You keep making this joke: “Lemme sell my 5k albums in peace.” You’re a niche album artist in a singles and streaming moment. Does that give you more freedom?
You can have freedom regardless. Look at Lil Uzi Vert as a prime example. Someone who is driving in the streams and he has complete freedom in what he creates.
But does it help you that you’re not chasing having a big single?
You’ll find something to chase if you want to chase it. You can chase having a perfect album. I can chase having a classic, having a flawless album, having a 20-song album. I’ll find something to chase.
You’ve developed a sort of side gig as an internet commentator. Do you ever worry that Vince the personality is bigger than Vince the musician?

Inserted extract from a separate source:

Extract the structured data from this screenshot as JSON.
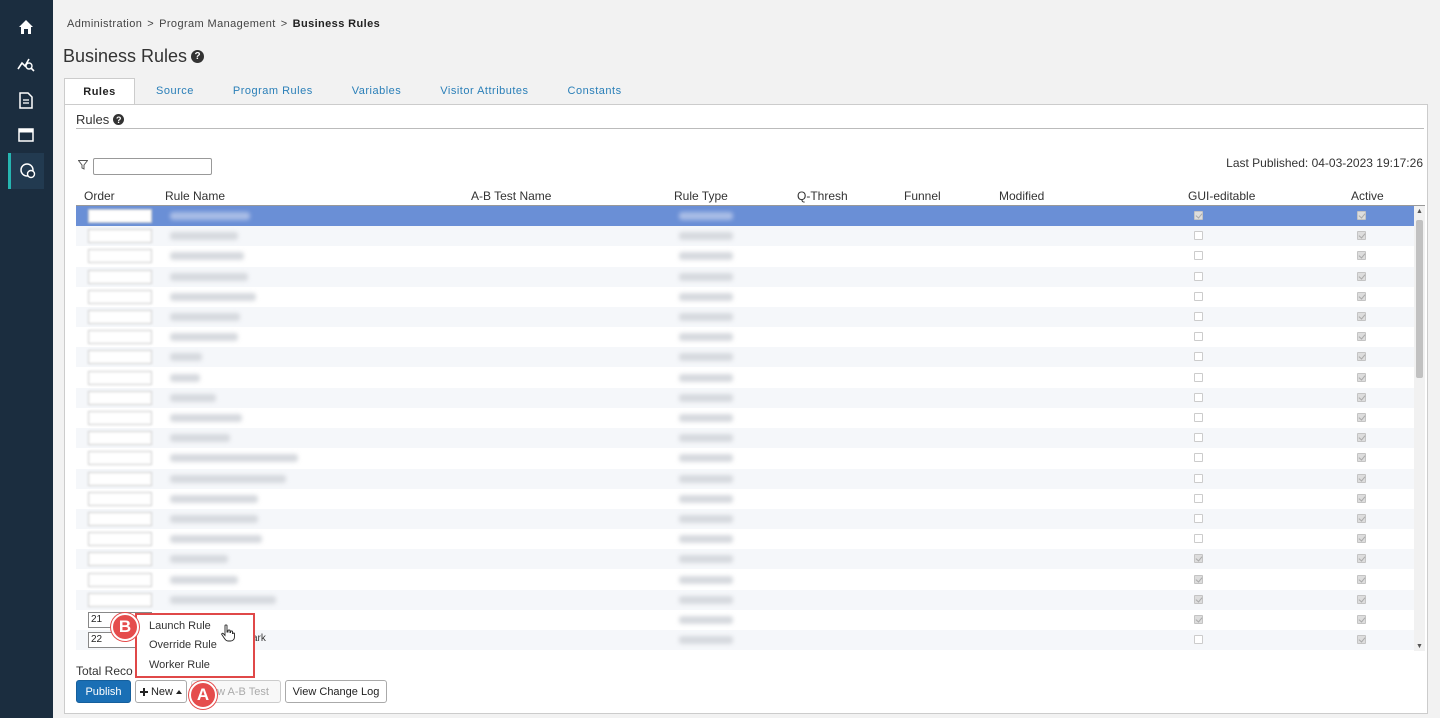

People are able to be multifaceted and do different things. I don’t have a problem with it at all. Maybe that’s the transition — you never end up where you started, just look at Will Smith. I don’t undermine any part of my personality. People could not care at all.

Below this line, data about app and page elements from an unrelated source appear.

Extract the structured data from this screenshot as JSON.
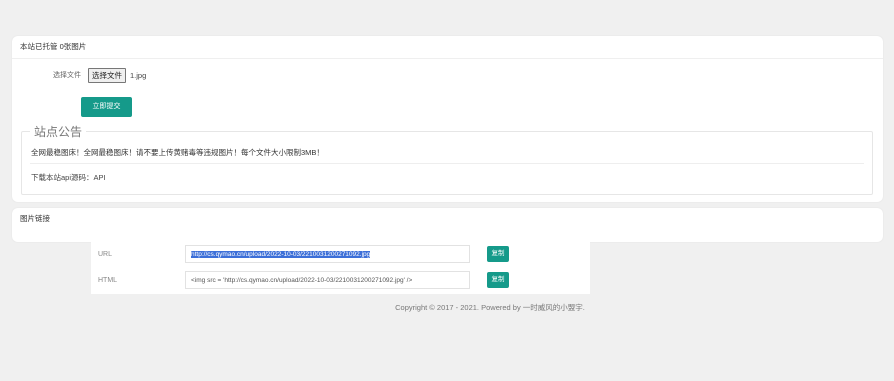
{
  "topbar": {
    "faint_text": ""
  },
  "upload_card": {
    "header": "本站已托管 0张图片",
    "file_label": "选择文件",
    "file_button": "选择文件",
    "file_name": "1.jpg",
    "submit_label": "立即提交"
  },
  "notice": {
    "title": "站点公告",
    "line1": "全网最稳图床！全网最稳图床！请不要上传黄赌毒等违规图片！每个文件大小限制3MB！",
    "line2": "下载本站api源码：API"
  },
  "links_card": {
    "header": "图片链接",
    "rows": [
      {
        "label": "URL",
        "value": "http://cs.qymao.cn/upload/2022-10-03/2210031200271092.jpg",
        "copy": "复制"
      },
      {
        "label": "HTML",
        "value": "<img src = 'http://cs.qymao.cn/upload/2022-10-03/2210031200271092.jpg' />",
        "copy": "复制"
      }
    ]
  },
  "footer": {
    "copyright": "Copyright © 2017 - 2021. Powered by 一时威风的小盟宇."
  },
  "colors": {
    "accent": "#159a8a",
    "selection": "#3c6fd8",
    "background": "#f0f0f0"
  }
}
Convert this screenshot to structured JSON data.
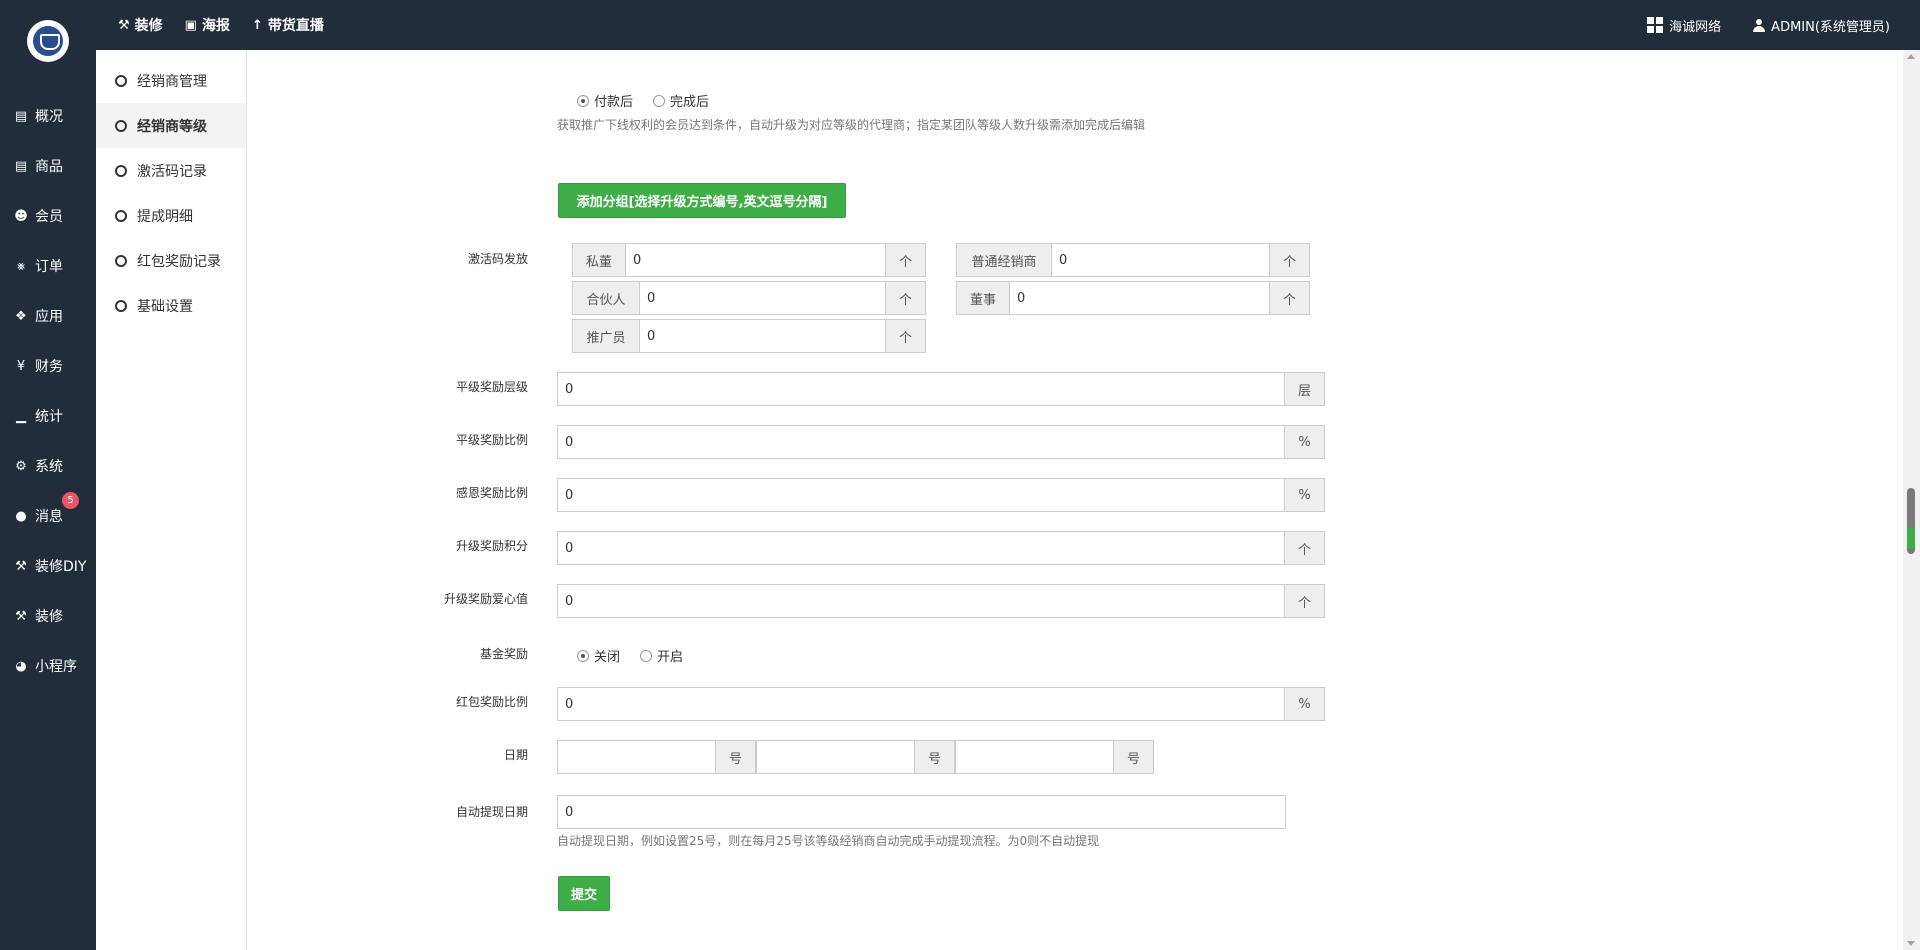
{
  "topbar": {
    "nav": [
      {
        "icon": "hammer-icon",
        "glyph": "⚒",
        "label": "装修"
      },
      {
        "icon": "image-icon",
        "glyph": "▣",
        "label": "海报"
      },
      {
        "icon": "torch-icon",
        "glyph": "↑",
        "label": "带货直播"
      }
    ],
    "brand_label": "海诚网络",
    "user_label": "ADMIN(系统管理员)"
  },
  "mainside": {
    "items": [
      {
        "icon": "box-icon",
        "glyph": "▤",
        "label": "概况"
      },
      {
        "icon": "box-icon",
        "glyph": "▤",
        "label": "商品"
      },
      {
        "icon": "users-icon",
        "glyph": "☻",
        "label": "会员"
      },
      {
        "icon": "cart-icon",
        "glyph": "⨳",
        "label": "订单"
      },
      {
        "icon": "cubes-icon",
        "glyph": "❖",
        "label": "应用"
      },
      {
        "icon": "yen-icon",
        "glyph": "¥",
        "label": "财务"
      },
      {
        "icon": "bar-chart-icon",
        "glyph": "▁",
        "label": "统计"
      },
      {
        "icon": "cogs-icon",
        "glyph": "⚙",
        "label": "系统"
      },
      {
        "icon": "comment-icon",
        "glyph": "●",
        "label": "消息",
        "badge": "5"
      },
      {
        "icon": "hammer-icon",
        "glyph": "⚒",
        "label": "装修DIY"
      },
      {
        "icon": "hammer-icon",
        "glyph": "⚒",
        "label": "装修"
      },
      {
        "icon": "wechat-icon",
        "glyph": "◕",
        "label": "小程序"
      }
    ]
  },
  "subside": {
    "items": [
      {
        "label": "经销商管理",
        "active": false
      },
      {
        "label": "经销商等级",
        "active": true
      },
      {
        "label": "激活码记录",
        "active": false
      },
      {
        "label": "提成明细",
        "active": false
      },
      {
        "label": "红包奖励记录",
        "active": false
      },
      {
        "label": "基础设置",
        "active": false
      }
    ]
  },
  "form": {
    "upgrade_timing": {
      "options": [
        "付款后",
        "完成后"
      ],
      "selected": 0
    },
    "upgrade_help": "获取推广下线权利的会员达到条件，自动升级为对应等级的代理商；指定某团队等级人数升级需添加完成后编辑",
    "add_group_button": "添加分组[选择升级方式编号,英文逗号分隔]",
    "activation": {
      "label": "激活码发放",
      "unit": "个",
      "fields": [
        {
          "name": "私董",
          "value": "0"
        },
        {
          "name": "普通经销商",
          "value": "0"
        },
        {
          "name": "合伙人",
          "value": "0"
        },
        {
          "name": "董事",
          "value": "0"
        },
        {
          "name": "推广员",
          "value": "0"
        }
      ]
    },
    "peer_levels": {
      "label": "平级奖励层级",
      "value": "0",
      "unit": "层"
    },
    "peer_ratio": {
      "label": "平级奖励比例",
      "value": "0",
      "unit": "%"
    },
    "gratitude_ratio": {
      "label": "感恩奖励比例",
      "value": "0",
      "unit": "%"
    },
    "upgrade_points": {
      "label": "升级奖励积分",
      "value": "0",
      "unit": "个"
    },
    "upgrade_love": {
      "label": "升级奖励爱心值",
      "value": "0",
      "unit": "个"
    },
    "fund": {
      "label": "基金奖励",
      "options": [
        "关闭",
        "开启"
      ],
      "selected": 0
    },
    "redpacket_ratio": {
      "label": "红包奖励比例",
      "value": "0",
      "unit": "%"
    },
    "date": {
      "label": "日期",
      "unit": "号",
      "values": [
        "",
        "",
        ""
      ]
    },
    "auto_withdraw": {
      "label": "自动提现日期",
      "value": "0",
      "help": "自动提现日期，例如设置25号，则在每月25号该等级经销商自动完成手动提现流程。为0则不自动提现"
    },
    "submit_button": "提交"
  }
}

Do you think it’s brought people to your music?
Absolutely. It’s obvious.
You’re also very adamant about breaking the fourth wall — telling people that rappers who take pictures together for Instagram aren’t really friends, that cars in videos are probably rented. Do you think fans see through that stuff or just eat it up?
It has nothing to with the rappers; it has everything to do with the way we’re told we have to perceive ourselves to be important. If a rapper didn’t feel like that they had to do that to be important or respected — call artists broke, make fun of this person’s outfit, make fun of this person’s car.... If a rapper could drive a Toyota without getting clowned, then they would do it. It’s more about the perception: You have to be larger than life, you can’t be a regular person. They’re doing what they have to do to get heard and appreciated and not made a mockery of.
You’ve also rejected this idea of the erudite gangbanger, the quote-unquote serious rapper. How do you avoid being put in a box built around stereotypes?
I just don’t like that because it’s demeaning to where I come from, my people, my community. Everyone has to be something else — they can never just be their name. It takes decades to just be your name.
Via New York Times